■ **REQUIRED WORK**: Leave the images out. Give every line below again, precisely.

■ **EXTRACTED DATA**:
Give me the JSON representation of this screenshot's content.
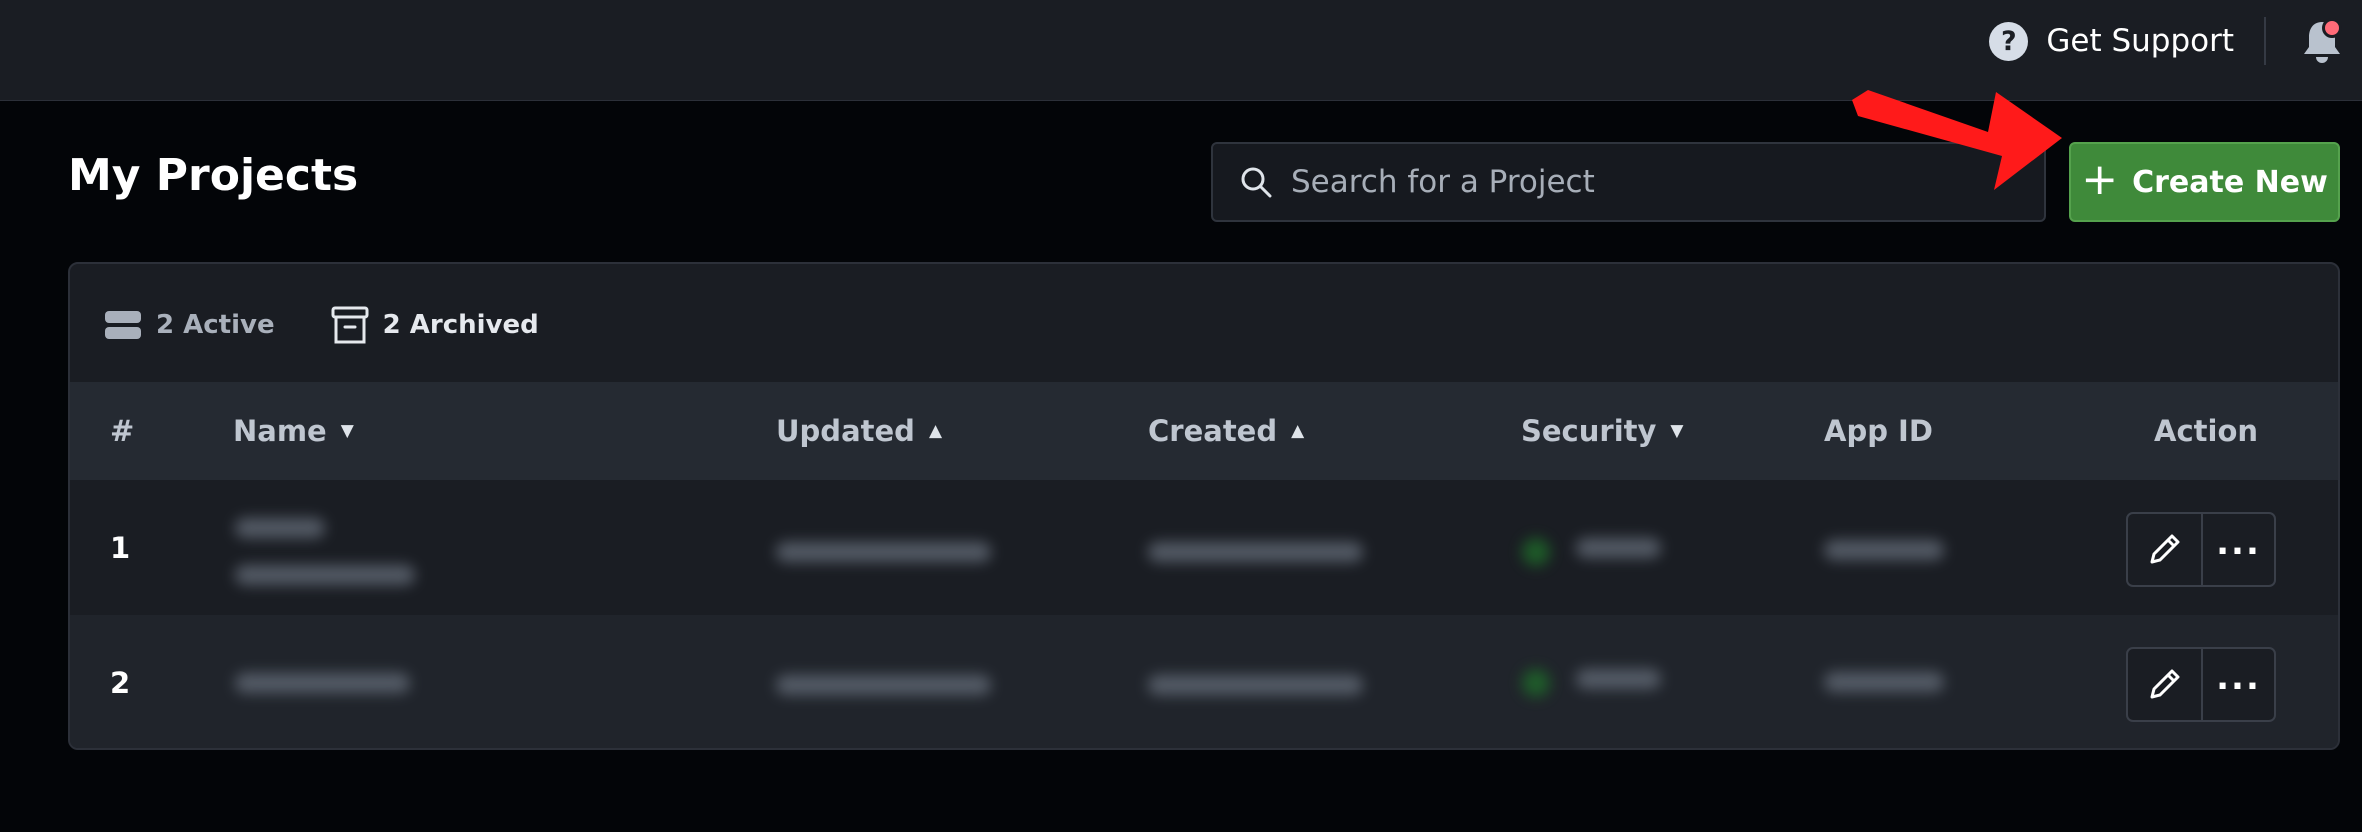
{
  "header": {
    "support_label": "Get Support",
    "help_icon": "question-circle-icon",
    "bell_icon": "bell-icon",
    "notification_color": "#ff6b78"
  },
  "page": {
    "title": "My Projects"
  },
  "search": {
    "placeholder": "Search for a Project",
    "value": "",
    "icon": "search-icon"
  },
  "create_button": {
    "label": "Create New",
    "icon": "plus-icon",
    "color": "#3f8a3a"
  },
  "filters": {
    "active_label": "2 Active",
    "archived_label": "2 Archived"
  },
  "table": {
    "columns": [
      {
        "label": "#",
        "sort": "none"
      },
      {
        "label": "Name",
        "sort": "down"
      },
      {
        "label": "Updated",
        "sort": "up"
      },
      {
        "label": "Created",
        "sort": "up"
      },
      {
        "label": "Security",
        "sort": "down"
      },
      {
        "label": "App ID",
        "sort": "none"
      },
      {
        "label": "Action",
        "sort": "none"
      }
    ],
    "rows": [
      {
        "number": "1"
      },
      {
        "number": "2"
      }
    ]
  },
  "annotation": {
    "arrow_color": "#ff1a1a"
  }
}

■ **THE ANSWER**:
Give me the JSON representation of this screenshot's content.
{
  "header": {
    "support_label": "Get Support",
    "help_icon": "question-circle-icon",
    "bell_icon": "bell-icon",
    "notification_color": "#ff6b78"
  },
  "page": {
    "title": "My Projects"
  },
  "search": {
    "placeholder": "Search for a Project",
    "value": "",
    "icon": "search-icon"
  },
  "create_button": {
    "label": "Create New",
    "icon": "plus-icon",
    "color": "#3f8a3a"
  },
  "filters": {
    "active_label": "2 Active",
    "archived_label": "2 Archived"
  },
  "table": {
    "columns": [
      {
        "label": "#",
        "sort": "none"
      },
      {
        "label": "Name",
        "sort": "down"
      },
      {
        "label": "Updated",
        "sort": "up"
      },
      {
        "label": "Created",
        "sort": "up"
      },
      {
        "label": "Security",
        "sort": "down"
      },
      {
        "label": "App ID",
        "sort": "none"
      },
      {
        "label": "Action",
        "sort": "none"
      }
    ],
    "rows": [
      {
        "number": "1"
      },
      {
        "number": "2"
      }
    ]
  },
  "annotation": {
    "arrow_color": "#ff1a1a"
  }
}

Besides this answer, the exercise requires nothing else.